Check every line of the records below for the string "JSON" and copy the ones that have it.

/---

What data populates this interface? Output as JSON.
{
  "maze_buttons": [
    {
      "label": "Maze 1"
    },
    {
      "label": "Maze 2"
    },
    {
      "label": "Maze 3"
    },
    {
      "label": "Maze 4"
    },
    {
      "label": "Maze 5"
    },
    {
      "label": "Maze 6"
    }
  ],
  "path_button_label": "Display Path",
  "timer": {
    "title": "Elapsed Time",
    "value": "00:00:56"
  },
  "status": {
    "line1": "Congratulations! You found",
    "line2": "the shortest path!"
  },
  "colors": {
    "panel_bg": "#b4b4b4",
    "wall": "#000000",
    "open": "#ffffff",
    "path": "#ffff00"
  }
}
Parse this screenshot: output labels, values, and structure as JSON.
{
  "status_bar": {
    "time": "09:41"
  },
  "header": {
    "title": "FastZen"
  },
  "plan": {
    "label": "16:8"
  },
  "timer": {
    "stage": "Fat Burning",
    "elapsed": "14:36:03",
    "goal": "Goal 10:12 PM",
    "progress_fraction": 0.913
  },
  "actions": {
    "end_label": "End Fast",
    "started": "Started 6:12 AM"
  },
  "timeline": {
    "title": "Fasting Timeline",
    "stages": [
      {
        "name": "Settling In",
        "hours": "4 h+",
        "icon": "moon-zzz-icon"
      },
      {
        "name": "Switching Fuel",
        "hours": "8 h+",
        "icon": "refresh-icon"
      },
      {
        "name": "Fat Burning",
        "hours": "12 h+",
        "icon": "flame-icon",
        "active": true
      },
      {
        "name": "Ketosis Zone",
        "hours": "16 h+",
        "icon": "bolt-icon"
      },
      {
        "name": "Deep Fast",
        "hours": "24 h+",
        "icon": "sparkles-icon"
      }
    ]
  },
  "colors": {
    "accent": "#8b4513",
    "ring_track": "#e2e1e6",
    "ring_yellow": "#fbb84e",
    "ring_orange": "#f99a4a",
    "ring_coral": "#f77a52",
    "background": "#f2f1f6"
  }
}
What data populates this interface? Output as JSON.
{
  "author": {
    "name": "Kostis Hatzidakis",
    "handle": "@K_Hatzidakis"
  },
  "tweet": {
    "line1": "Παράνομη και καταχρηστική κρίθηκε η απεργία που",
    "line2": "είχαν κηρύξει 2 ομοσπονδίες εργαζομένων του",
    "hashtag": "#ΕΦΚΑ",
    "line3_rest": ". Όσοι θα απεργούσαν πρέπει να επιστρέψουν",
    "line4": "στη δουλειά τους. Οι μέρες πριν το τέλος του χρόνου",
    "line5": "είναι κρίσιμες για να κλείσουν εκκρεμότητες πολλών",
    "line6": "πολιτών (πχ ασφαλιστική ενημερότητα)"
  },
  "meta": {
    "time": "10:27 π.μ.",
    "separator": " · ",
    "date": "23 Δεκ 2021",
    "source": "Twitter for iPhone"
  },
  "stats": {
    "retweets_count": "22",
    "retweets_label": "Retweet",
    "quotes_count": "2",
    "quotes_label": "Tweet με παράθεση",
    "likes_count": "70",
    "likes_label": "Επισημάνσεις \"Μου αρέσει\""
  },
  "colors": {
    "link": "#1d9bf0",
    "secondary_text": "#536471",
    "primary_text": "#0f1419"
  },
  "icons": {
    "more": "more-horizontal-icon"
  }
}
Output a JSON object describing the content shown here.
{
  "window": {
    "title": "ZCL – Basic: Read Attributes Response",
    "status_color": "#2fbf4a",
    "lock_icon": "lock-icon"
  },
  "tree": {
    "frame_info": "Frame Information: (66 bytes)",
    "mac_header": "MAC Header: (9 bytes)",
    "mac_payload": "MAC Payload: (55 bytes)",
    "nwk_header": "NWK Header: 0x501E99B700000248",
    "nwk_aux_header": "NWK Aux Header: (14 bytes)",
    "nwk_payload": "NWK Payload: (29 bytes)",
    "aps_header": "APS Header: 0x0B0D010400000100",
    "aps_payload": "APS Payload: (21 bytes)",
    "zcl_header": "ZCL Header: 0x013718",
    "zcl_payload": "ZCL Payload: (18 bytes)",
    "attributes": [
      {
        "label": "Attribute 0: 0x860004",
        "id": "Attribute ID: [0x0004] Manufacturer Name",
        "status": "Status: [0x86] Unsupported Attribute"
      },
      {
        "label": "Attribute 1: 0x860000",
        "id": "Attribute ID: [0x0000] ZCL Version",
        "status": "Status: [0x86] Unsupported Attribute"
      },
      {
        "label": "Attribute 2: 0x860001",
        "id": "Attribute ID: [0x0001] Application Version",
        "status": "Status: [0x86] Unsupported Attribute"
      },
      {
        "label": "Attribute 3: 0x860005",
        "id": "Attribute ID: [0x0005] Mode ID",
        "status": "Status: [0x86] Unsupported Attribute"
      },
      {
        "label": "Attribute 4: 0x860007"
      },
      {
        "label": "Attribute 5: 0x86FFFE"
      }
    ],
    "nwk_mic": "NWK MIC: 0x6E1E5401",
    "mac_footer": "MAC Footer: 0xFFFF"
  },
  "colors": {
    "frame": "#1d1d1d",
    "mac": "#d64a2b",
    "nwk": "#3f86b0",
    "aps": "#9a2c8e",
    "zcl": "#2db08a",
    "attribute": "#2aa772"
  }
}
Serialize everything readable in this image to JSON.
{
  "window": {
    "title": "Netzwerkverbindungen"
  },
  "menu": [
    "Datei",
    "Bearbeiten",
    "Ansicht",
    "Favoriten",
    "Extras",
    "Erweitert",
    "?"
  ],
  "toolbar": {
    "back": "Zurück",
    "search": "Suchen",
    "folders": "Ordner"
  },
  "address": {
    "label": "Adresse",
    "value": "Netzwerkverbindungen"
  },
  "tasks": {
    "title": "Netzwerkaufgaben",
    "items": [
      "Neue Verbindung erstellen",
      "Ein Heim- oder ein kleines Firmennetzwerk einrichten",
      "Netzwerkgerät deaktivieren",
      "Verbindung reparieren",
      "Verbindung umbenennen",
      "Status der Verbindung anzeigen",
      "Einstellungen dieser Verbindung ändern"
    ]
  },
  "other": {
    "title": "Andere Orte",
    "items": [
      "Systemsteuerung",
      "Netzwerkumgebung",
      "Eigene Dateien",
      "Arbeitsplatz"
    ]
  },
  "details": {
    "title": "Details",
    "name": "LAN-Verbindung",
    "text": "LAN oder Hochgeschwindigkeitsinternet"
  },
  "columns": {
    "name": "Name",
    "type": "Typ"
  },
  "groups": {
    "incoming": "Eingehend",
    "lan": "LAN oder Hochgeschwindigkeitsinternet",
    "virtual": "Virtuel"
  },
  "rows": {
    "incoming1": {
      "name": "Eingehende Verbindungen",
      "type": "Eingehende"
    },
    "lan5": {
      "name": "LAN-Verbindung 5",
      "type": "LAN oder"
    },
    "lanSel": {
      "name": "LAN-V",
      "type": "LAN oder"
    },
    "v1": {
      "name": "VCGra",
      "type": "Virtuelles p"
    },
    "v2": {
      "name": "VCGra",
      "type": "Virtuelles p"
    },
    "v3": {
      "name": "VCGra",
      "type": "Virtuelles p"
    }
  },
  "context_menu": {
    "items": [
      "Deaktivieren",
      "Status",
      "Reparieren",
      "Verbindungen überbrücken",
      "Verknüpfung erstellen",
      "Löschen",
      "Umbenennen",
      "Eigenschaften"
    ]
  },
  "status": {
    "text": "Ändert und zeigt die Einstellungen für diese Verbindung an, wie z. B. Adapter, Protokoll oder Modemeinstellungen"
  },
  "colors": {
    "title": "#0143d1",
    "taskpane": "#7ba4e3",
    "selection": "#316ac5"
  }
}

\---
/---

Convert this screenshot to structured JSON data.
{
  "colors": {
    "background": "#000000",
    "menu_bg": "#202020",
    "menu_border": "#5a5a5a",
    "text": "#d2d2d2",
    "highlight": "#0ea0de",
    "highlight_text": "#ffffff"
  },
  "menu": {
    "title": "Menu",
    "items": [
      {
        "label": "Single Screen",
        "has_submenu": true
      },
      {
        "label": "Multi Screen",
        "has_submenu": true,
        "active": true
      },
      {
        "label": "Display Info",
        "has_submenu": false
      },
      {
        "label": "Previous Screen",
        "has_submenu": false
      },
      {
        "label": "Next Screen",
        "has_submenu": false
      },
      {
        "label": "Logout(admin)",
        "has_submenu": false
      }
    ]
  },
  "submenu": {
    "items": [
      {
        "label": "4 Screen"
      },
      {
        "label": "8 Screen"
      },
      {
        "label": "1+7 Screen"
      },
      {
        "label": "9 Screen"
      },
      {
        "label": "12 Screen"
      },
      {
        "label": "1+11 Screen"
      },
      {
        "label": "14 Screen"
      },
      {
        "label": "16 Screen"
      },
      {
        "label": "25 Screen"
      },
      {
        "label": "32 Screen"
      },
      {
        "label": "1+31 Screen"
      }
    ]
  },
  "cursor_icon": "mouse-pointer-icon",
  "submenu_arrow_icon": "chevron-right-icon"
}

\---

* SOLUTION TO THIS TASK
What data populates this interface? Output as JSON.
Parse this screenshot: output labels, values, and structure as JSON.
What data populates this interface? Output as JSON.
Output a JSON object describing the content shown here.
Serialize everything readable in this image to JSON.
Convert this screenshot to structured JSON data.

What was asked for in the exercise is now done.